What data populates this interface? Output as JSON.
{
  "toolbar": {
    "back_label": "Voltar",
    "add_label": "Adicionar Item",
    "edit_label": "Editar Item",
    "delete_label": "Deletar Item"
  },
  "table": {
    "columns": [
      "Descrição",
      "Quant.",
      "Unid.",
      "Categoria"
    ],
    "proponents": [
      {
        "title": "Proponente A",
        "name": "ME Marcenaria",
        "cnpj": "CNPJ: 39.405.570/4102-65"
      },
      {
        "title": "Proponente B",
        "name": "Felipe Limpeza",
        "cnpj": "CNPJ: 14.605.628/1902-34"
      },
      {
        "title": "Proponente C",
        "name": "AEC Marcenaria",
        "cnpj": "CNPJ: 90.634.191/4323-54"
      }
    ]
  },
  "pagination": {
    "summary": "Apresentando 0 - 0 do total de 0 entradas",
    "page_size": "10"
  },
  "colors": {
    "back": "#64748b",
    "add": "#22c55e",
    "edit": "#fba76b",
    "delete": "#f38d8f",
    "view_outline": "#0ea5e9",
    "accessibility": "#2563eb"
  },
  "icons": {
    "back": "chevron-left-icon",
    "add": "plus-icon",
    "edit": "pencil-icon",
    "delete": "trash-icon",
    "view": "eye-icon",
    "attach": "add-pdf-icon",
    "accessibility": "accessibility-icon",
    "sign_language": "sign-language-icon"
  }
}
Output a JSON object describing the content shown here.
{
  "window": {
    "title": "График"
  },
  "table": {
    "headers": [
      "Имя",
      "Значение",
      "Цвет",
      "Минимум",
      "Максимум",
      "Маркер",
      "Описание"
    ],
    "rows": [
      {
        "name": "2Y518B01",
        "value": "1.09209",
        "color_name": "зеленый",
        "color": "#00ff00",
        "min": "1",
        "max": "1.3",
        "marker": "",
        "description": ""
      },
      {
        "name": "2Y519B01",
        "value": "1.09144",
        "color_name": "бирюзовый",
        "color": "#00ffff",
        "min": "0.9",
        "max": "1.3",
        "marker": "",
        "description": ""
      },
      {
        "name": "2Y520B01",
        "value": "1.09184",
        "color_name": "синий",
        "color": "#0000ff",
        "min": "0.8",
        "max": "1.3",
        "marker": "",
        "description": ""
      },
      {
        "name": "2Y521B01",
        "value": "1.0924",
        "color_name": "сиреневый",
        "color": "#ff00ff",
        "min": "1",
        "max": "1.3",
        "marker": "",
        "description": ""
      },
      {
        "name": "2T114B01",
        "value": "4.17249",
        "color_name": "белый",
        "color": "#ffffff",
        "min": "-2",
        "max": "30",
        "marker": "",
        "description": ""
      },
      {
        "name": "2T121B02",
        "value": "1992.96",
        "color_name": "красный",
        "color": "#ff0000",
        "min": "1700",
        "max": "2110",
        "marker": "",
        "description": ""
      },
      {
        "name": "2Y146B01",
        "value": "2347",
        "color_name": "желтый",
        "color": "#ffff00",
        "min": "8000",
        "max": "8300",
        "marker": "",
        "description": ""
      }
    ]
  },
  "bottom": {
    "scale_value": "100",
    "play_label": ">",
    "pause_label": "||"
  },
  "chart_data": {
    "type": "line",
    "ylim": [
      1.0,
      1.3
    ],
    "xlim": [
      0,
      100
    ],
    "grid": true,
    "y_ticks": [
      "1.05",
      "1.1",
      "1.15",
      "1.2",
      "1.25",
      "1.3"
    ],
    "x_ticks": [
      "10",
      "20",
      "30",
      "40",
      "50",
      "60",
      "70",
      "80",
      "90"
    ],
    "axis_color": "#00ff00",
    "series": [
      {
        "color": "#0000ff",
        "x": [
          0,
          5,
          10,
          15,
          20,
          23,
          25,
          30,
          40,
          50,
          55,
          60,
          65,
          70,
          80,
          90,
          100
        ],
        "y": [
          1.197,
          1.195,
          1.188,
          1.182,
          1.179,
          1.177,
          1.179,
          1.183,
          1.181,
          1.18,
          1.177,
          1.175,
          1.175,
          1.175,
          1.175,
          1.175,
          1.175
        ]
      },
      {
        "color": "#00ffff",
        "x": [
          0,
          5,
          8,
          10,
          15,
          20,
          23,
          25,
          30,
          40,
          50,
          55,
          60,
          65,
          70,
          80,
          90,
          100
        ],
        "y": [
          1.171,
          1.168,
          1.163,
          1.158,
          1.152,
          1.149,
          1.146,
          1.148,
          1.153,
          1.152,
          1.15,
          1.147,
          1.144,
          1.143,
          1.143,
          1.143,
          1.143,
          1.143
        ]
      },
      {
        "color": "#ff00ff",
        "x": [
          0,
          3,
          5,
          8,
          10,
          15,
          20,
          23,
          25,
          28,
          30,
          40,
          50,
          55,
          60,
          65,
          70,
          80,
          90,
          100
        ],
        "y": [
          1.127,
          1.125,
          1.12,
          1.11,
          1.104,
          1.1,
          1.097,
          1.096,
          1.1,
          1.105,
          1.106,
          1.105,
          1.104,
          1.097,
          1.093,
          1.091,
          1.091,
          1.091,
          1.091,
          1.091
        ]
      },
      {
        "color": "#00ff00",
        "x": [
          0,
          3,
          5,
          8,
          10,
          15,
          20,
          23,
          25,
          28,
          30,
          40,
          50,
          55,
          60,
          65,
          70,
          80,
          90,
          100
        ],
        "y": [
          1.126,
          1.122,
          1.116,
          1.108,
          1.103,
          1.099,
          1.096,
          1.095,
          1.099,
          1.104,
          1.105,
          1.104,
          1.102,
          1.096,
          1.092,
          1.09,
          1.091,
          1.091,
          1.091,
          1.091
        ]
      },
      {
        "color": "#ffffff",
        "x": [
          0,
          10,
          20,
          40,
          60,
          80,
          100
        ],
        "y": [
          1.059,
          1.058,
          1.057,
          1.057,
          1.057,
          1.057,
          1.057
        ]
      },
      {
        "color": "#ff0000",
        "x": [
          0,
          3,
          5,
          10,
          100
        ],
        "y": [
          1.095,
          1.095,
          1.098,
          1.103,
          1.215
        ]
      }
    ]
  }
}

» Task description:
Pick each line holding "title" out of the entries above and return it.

» Result for this task:
        "title": "Proponente A",
        "title": "Proponente B",
        "title": "Proponente C",
    "title": "График"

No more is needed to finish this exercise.